Her writings include: The New England Clergy and the American Revolution, "The Clergy of Connecticut in Revolutionary Days," "The Development and Place of the Co-ordinate College," "College Bound," and "The Woman's College As I Remember It," and contributions to various magazines and to an unpublished history of the North Carolina State Division of the A.A.U.W. At the time of her death she had almost completed a study of what women were reading in the American Colonies before 1750.
As a tribute to her work in promoting higher education for women, and in recognition of her many other achievements, the Class of 1943 of the Woman's College established the annual Alice M. Baldwin Scholarship Fund. In 1946 she was awarded the degree of Doctor of Laws by the Woman's College of the University of North Carolina, and two years after she retired Duke University bestowed the same honor upon her. In 1958 she was presented the ninth annual North Carolina Distinguished Service Award for Women by the chapter of the Chi Omega sorority at the University of North Carolina.

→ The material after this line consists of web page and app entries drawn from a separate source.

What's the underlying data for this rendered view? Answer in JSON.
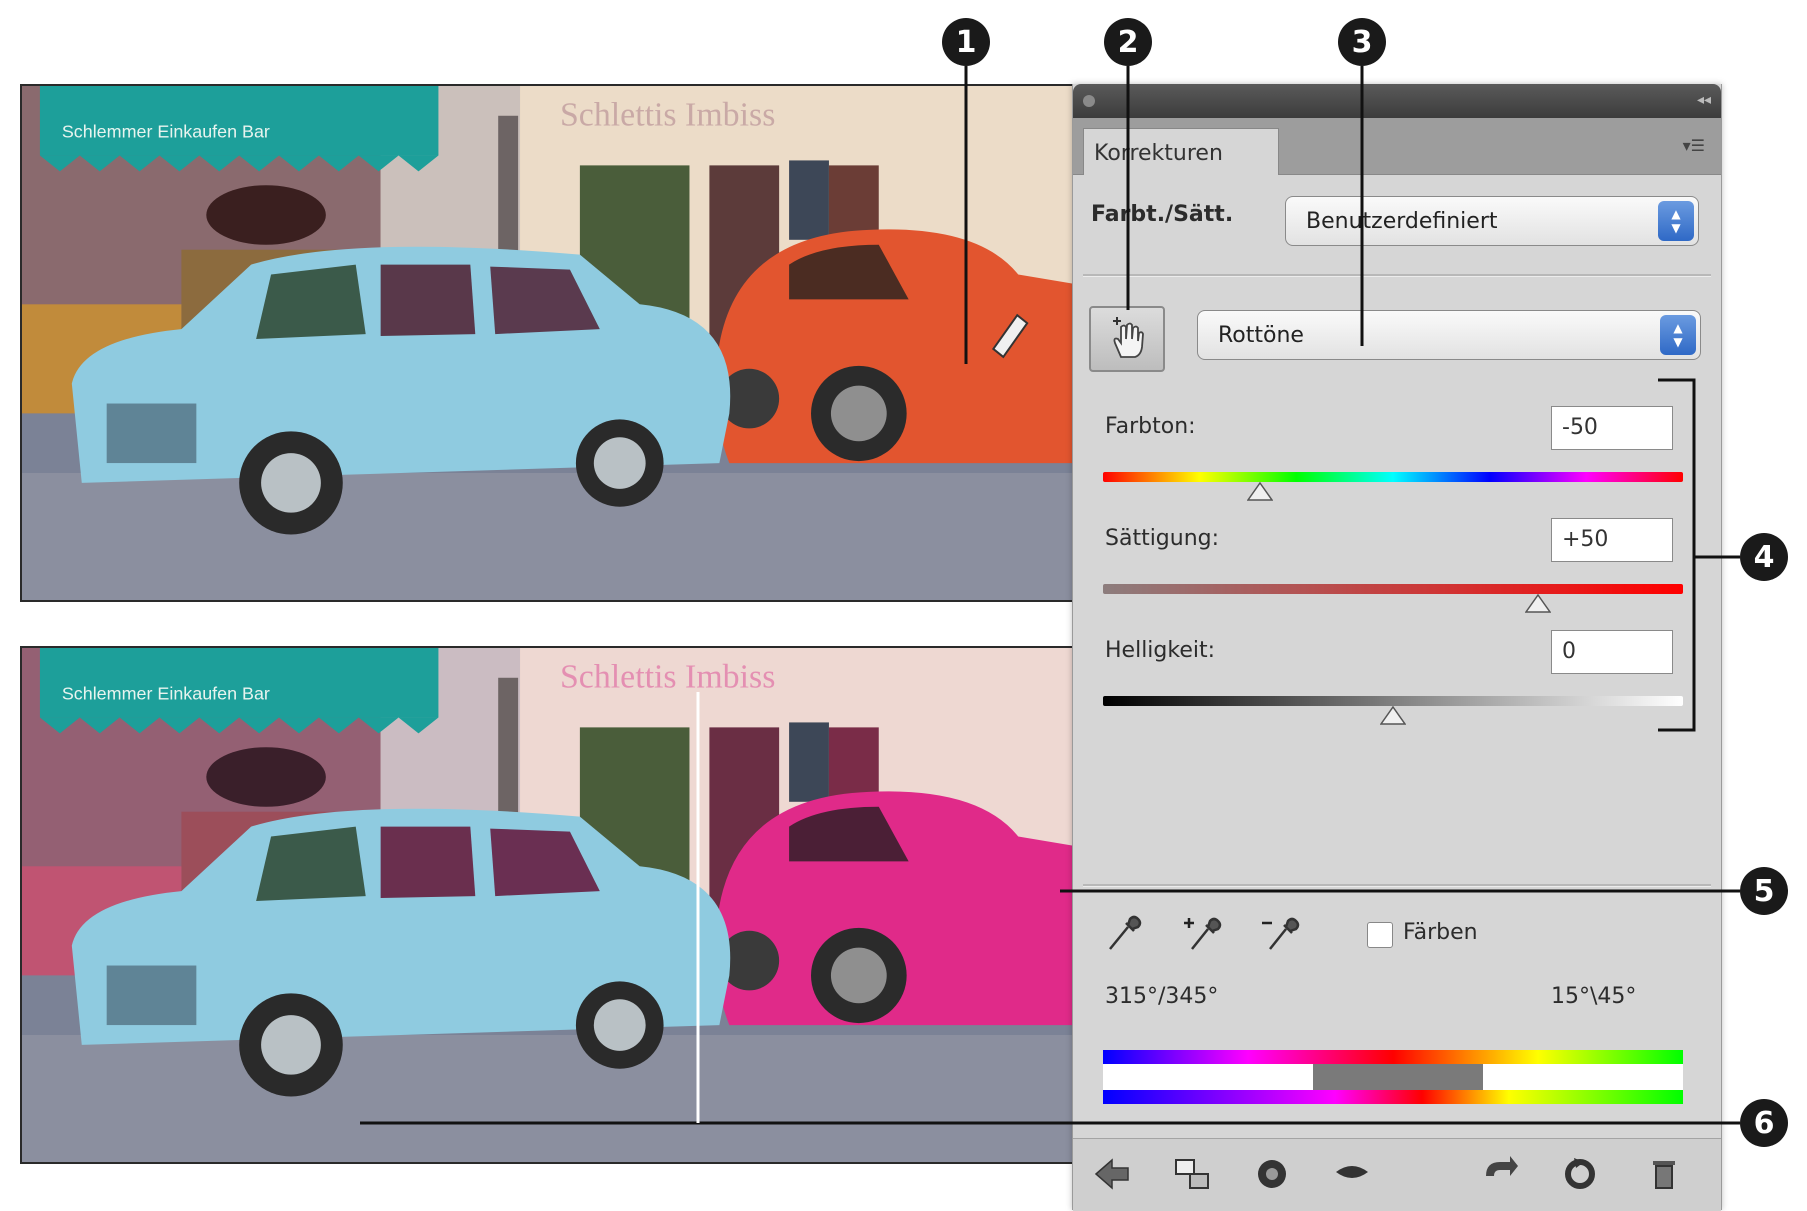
{
  "photo": {
    "awning_text": "Schlemmer  Einkaufen  Bar",
    "sign_text": "Schlettis Imbiss"
  },
  "callouts": [
    "1",
    "2",
    "3",
    "4",
    "5",
    "6"
  ],
  "panel": {
    "tab_label": "Korrekturen",
    "preset_label": "Farbt./Sätt.",
    "preset_value": "Benutzerdefiniert",
    "range_value": "Rottöne",
    "sliders": [
      {
        "label": "Farbton:",
        "value": "-50",
        "level_fraction": 0.27
      },
      {
        "label": "Sättigung:",
        "value": "+50",
        "level_fraction": 0.75
      },
      {
        "label": "Helligkeit:",
        "value": "0",
        "level_fraction": 0.5
      }
    ],
    "colorize_label": "Färben",
    "range_left": "315°/345°",
    "range_right": "15°\\45°"
  },
  "icons": {
    "hand_tool": "hand-target-icon",
    "eyedropper": "eyedropper-icon",
    "eyedropper_add": "eyedropper-plus-icon",
    "eyedropper_subtract": "eyedropper-minus-icon",
    "footer": [
      "back-arrow-icon",
      "clip-layer-icon",
      "visibility-icon",
      "preview-eye-icon",
      "reset-icon",
      "refresh-icon",
      "trash-icon"
    ]
  },
  "colors": {
    "car_before": "#e2552f",
    "car_after": "#e02a89",
    "trabant": "#8fcbe0",
    "awning": "#1d9f9a"
  }
}
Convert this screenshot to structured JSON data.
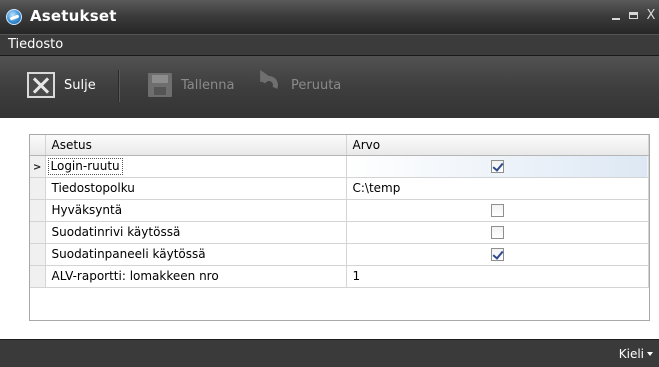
{
  "window": {
    "title": "Asetukset"
  },
  "menu": {
    "file": "Tiedosto"
  },
  "toolbar": {
    "close_label": "Sulje",
    "save_label": "Tallenna",
    "undo_label": "Peruuta"
  },
  "grid": {
    "headers": {
      "setting": "Asetus",
      "value": "Arvo"
    },
    "rows": [
      {
        "name": "Login-ruutu",
        "type": "checkbox",
        "checked": true,
        "active": true
      },
      {
        "name": "Tiedostopolku",
        "type": "text",
        "value": "C:\\temp"
      },
      {
        "name": "Hyväksyntä",
        "type": "checkbox",
        "checked": false
      },
      {
        "name": "Suodatinrivi käytössä",
        "type": "checkbox",
        "checked": false
      },
      {
        "name": "Suodatinpaneeli käytössä",
        "type": "checkbox",
        "checked": true
      },
      {
        "name": "ALV-raportti: lomakkeen nro",
        "type": "text",
        "value": "1"
      }
    ]
  },
  "statusbar": {
    "language": "Kieli"
  },
  "icons": {
    "app": "settings-app-icon",
    "close": "close-x-icon",
    "save": "save-disk-icon",
    "undo": "undo-arrow-icon",
    "row_indicator": "current-row-arrow-icon"
  }
}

Except for the first year and half of her retirement, Miss Baldwin spent the remainder of her life in Durham. She continued to work as much as her health would permit in a number of the organizations with which she was affiliated. She was also active in research and writing. It was during this period that she wrote the history of the Woman's College.
Two days after her death memorial services were conducted in the Duke Chapel by her pastor, Dr. Kelsey Regen of the First Presbyterian Church (there was no Congregational church in Durham when she went there), and by her friend of many years, Dr. Hersey E. Spence, Professor Emeritus of the Duke Divinity School. Her ashes were placed in the family plot at Lenox, Massachusetts. In the memories of countless students, associates, and friends, Miss Baldwin will continue to live as a woman of gracious dignity, unquestioned integrity, and superior intellect, and characterized by a strong sense of duty, a compassion for mankind, a fine appreciation of spiritual and artistic values, and an ardent love of life and nature.
- Records of the Woman's College (Duke University Archives)
Click to find related materials at Duke University Libraries.
- American Association of University Women
- Baldwin, Alice M. (Alice Mary), 1879-1960
- Baldwin, Alice M. (Alice Mary), 1879-1960
- Duke University. Woman’s College -- History
- Duke University. Woman’s College
- Duke University -- Administration
- New York (N.Y.). Southern School for Workers, Inc.
- United States. Naval Reserve. Women's Reserve
The Alice Mary Baldwin Papers were received by the University Archives as a gift in 1955 (A48-2121); in 1960 (A60-234); in 1965 (A65-179, A67-65); in 1966 (A66-132); in 1972 (A72-31); and in 1973 (A73-136). Items were also received as a transfer in 1969 (A48-1831).
Processed by Valerie Gillispie
Completed June 11, 2004
Encoded by Valerie Gillispie, June 22, 2004